Seven’s much hyped new series Desperate Housewives debuted last night drawing large crowds away from rival networks.
Two point four eight four million people.
Repeat, 2.484 million people watched the new Seven network series, Desperate Housewives last night. That’s the biggest debut audience for a new series for years.
It equalled some of the audiences for the one-off tennis matches involving Lleyton Hewitt and Alicia Molik last week and was 600,000 more than Seven’s hit from last year, Dancing with the Stars.
It squashed everything. A first run episode of Nine’s Cold Case, National Nine News and the new Nine variety program, Starstruck, which did very well in its own right with 1.58 million viewers.
The attempt by Nine to draw viewers from Seven at 8.30pm when Housewives was due to start failed. Starstruck ran well past its 8.30pm finish, but Seven allowed the first new episode for 2005 of The Great Outdoors to overrun also. It attracted a handy 1.186 million (but was buried by Starstruck).
When Desperate Housewives started on Seven, Nine was in an advertising break, making switching networks much easier.
Now Seven has great hopes for the debut of Lost on Thursday evening, another of its US shows that was greatly promoted during the Australian Open Tennis broadcasts.
The huge numbers for Housewives were echoed in the five main markets. It was the most watched program in Sydney with 730,434 viewers, a massive 821,081 in Melbourne (are they more “desperate” down south?), 369,132 in Brisbane, 240,317 in Adelaide and a big 323,168 in Perth. In each market it was by far the most popular program.
Starstruck for Nine debuted well, with 1.581 million viewers. A good start. Not of Idol proportions, but seeing it’s a different sort of show (but lacking in originality of performance), the audiences numbers would have been gratifying for what is essentially a ‘stopper’ program for the X-Factor on Ten from next week.
Nine News also did well, with 1.412 million people, which was around 118,000 in front of Seven News.
More worrying for Nine was the easy beating Seven’s Today Tonight administered to A Current Affair, thanks to a large turn-off of viewers.
TT pulled 1.373 million viewers, a lift of almost 80,000 on Seven news. But ACA was watched by 1.236 million, down a massive 176,000 people from the 6 pm News.
ACA won in Sydney and Melbourne, but lost heavily in Brisbane, Adelaide and Perth, so the loss was mitigated to some extent.
Desperate Housewives figures show that it had 52% of the available viewers between 8.30pm to 9.30pm. It peaked at 2.65 million viewers. It had more than 50% across all demographics, with big shares in the 16 to 24, 25 to 39 and 16 to 39 and 18 to 49 age groups.
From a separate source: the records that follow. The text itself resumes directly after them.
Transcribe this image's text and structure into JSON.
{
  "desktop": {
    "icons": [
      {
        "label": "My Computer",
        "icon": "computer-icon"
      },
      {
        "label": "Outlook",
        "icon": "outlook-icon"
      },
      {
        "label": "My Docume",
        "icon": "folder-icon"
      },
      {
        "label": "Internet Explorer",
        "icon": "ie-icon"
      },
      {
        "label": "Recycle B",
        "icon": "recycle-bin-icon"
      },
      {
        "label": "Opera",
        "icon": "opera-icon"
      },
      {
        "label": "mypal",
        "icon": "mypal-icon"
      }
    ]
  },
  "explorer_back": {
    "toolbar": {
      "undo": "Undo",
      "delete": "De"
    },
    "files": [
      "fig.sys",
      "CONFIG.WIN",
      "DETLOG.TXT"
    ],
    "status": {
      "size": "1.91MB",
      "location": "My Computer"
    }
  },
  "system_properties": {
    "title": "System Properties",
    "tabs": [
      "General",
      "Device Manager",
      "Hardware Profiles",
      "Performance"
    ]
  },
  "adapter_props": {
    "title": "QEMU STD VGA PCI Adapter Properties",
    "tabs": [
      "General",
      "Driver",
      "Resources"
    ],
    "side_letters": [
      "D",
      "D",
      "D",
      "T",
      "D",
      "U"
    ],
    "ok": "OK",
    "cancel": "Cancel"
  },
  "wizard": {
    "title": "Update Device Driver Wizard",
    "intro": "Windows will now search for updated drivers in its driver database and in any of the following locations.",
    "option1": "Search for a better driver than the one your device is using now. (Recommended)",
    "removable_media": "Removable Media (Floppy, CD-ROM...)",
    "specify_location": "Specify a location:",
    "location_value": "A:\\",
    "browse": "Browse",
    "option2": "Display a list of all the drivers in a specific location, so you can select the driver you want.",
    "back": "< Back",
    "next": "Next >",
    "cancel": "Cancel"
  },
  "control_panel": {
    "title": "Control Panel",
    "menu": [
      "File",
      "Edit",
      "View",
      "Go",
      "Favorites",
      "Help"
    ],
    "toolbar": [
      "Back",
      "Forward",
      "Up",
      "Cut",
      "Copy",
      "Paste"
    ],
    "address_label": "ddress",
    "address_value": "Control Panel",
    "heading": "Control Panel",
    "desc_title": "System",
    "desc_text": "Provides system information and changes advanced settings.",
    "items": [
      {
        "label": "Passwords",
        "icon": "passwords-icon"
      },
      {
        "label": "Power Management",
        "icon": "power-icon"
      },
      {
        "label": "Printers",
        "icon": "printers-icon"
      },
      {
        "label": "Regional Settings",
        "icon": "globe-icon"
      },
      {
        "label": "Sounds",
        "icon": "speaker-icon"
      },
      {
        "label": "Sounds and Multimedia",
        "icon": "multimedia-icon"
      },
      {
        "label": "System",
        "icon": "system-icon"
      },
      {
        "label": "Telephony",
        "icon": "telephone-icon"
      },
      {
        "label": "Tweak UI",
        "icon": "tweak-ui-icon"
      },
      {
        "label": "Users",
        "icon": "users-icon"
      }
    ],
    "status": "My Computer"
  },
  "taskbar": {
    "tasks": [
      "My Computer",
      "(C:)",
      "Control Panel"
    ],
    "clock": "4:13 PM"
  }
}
In other words, it delivered for Seven across the entire audience (unlike Australian Idol which skews heavily to the 16 to 39).
But this was the first episode, coming 24 hours after extensive promotion in the massive audience for the men’s final of the Australian tennis Open.
From Next Monday Seven could expect a dip or easing in the audience and it will be three weeks or so before it settles down into a steady pattern.
But it has changed the dynamics of the Australian TV market for the time being. If Lost debuts anywhere near as well and with these two high rating programs, plus good efforts by Dancing with the Stars and some lesser programs, Seven will put enormous pressure on Nine in particular.
The benefit from Housewives was seen in the performance by the mid-rating Crossing Jordan law series on Seven. It attracted more than a million viewers from 9.30pm to 11.30pm, easily beating the Allan Border Medal telecast on Nine which was watched by around 779,000 people.
The ABC was squashed by the battle between Nine and Seven last night. It is going to be a tough few weeks for the national broadcaster.
Seven won the night with a 32.7% share to Nine with 28.9%, Ten back on 20.5%, the ABC down on 12.5% and SBS with 5.5%.
After that win, Seven leads the week with a 44.5% share, thanks to the good performance by the tennis on Sunday.
Nine won all five capital city markets with a 30% plus share. Nine should do well tonight and Wednesday and if Lost does well Thursday, Seven should win the win. That would make it winning the last three weeks of non-ratings.
But because of its aggressive programming and the response of Nine and Ten, this is the first non-week of official ratings.
CRIKEY: The Australian commercial television industry has just become much more competitive and interesting business. For the Nine Network, its worst nightmares have been realised, its bitter rival, Seven has a monster ratings hit on its hands which it hasn’t abused.
The ratings monster in its schedule means that when coupled with the Idol, Big Brother and others in the Ten Network’s schedule this year, Nine will be under fire from both sides.
It will be a state of affairs the current management at Nine hasn’t experienced since the changes started in 2002.
It is going to get very ugly this year.